» **What the task asks**
Which of the lines in the listing that follows hold "hours"? Pull each one out.

» **Material shown**

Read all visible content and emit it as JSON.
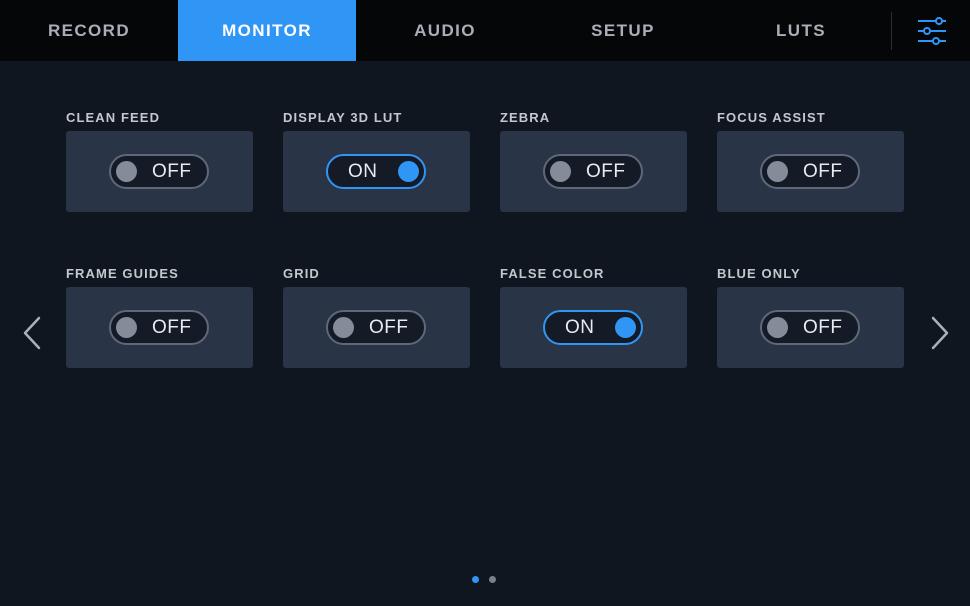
{
  "tabs": [
    {
      "label": "RECORD",
      "active": false
    },
    {
      "label": "MONITOR",
      "active": true
    },
    {
      "label": "AUDIO",
      "active": false
    },
    {
      "label": "SETUP",
      "active": false
    },
    {
      "label": "LUTS",
      "active": false
    }
  ],
  "settings_icon": "sliders-icon",
  "colors": {
    "accent": "#2f96f5",
    "background": "#101620",
    "tabbar": "#050608",
    "panel": "#2a3447"
  },
  "toggles": [
    {
      "label": "CLEAN FEED",
      "state": "OFF"
    },
    {
      "label": "DISPLAY 3D LUT",
      "state": "ON"
    },
    {
      "label": "ZEBRA",
      "state": "OFF"
    },
    {
      "label": "FOCUS ASSIST",
      "state": "OFF"
    },
    {
      "label": "FRAME GUIDES",
      "state": "OFF"
    },
    {
      "label": "GRID",
      "state": "OFF"
    },
    {
      "label": "FALSE COLOR",
      "state": "ON"
    },
    {
      "label": "BLUE ONLY",
      "state": "OFF"
    }
  ],
  "pagination": {
    "current_page": 1,
    "total_pages": 2
  },
  "nav_icons": {
    "prev": "chevron-left-icon",
    "next": "chevron-right-icon"
  }
}
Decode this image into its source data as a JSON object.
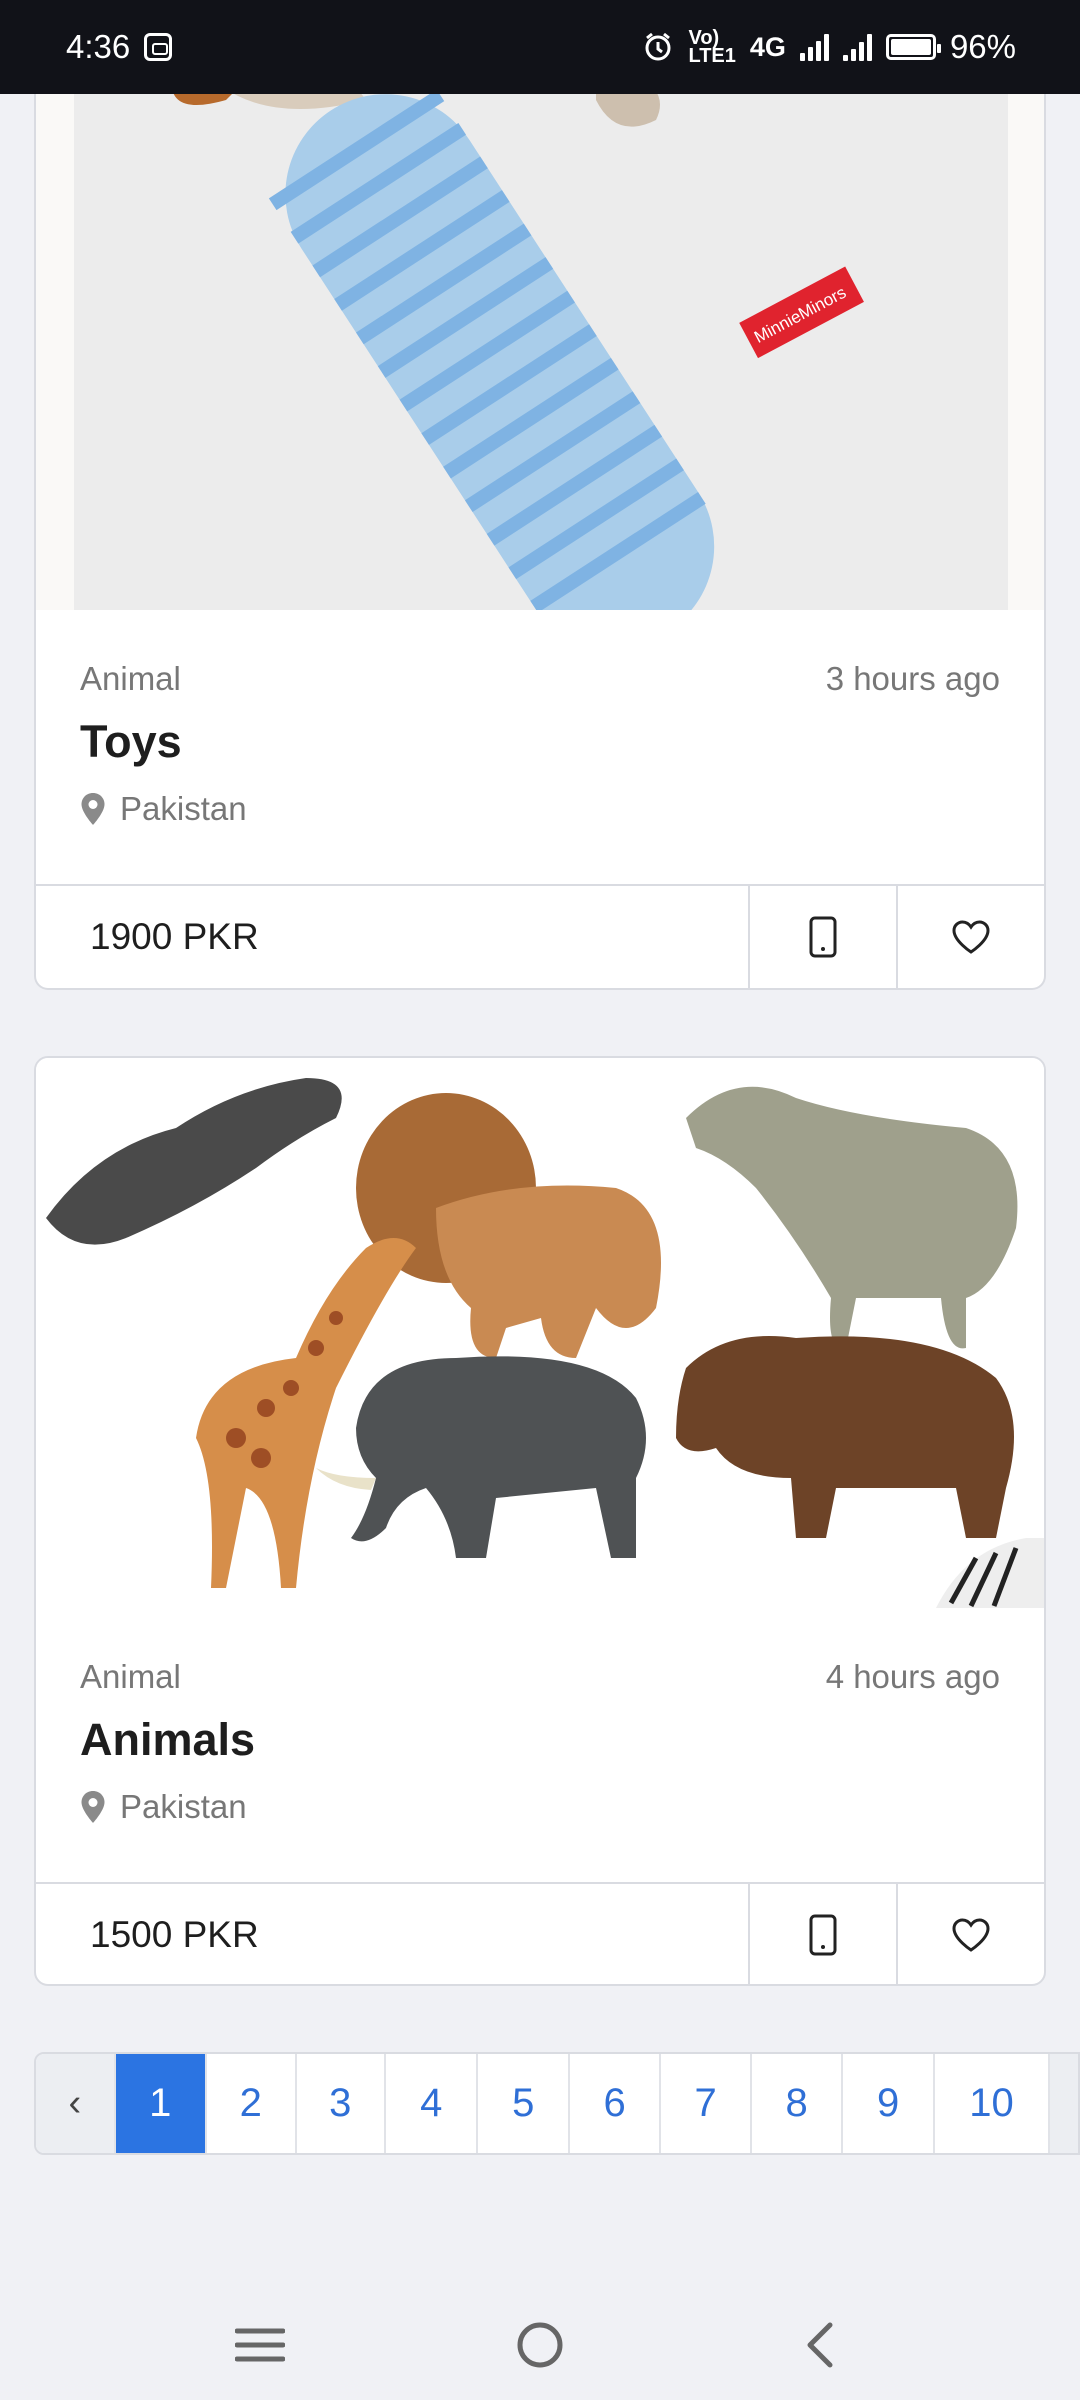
{
  "status_bar": {
    "time": "4:36",
    "net_volte": "Vo)",
    "net_lte": "LTE1",
    "net_type": "4G",
    "battery": "96%"
  },
  "listings": [
    {
      "category": "Animal",
      "time_ago": "3 hours ago",
      "title": "Toys",
      "location": "Pakistan",
      "price": "1900 PKR",
      "image_label": "MinnieMinors"
    },
    {
      "category": "Animal",
      "time_ago": "4 hours ago",
      "title": "Animals",
      "location": "Pakistan",
      "price": "1500 PKR"
    }
  ],
  "pagination": {
    "prev": "‹",
    "pages": [
      "1",
      "2",
      "3",
      "4",
      "5",
      "6",
      "7",
      "8",
      "9",
      "10"
    ],
    "active": "1"
  },
  "icons": {
    "call": "phone-icon",
    "favorite": "heart-icon",
    "location": "location-pin-icon"
  },
  "colors": {
    "accent": "#2b74e2",
    "page_bg": "#f0f1f5"
  }
}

» **Your solution**
      "time_ago": "3 hours ago",
      "time_ago": "4 hours ago",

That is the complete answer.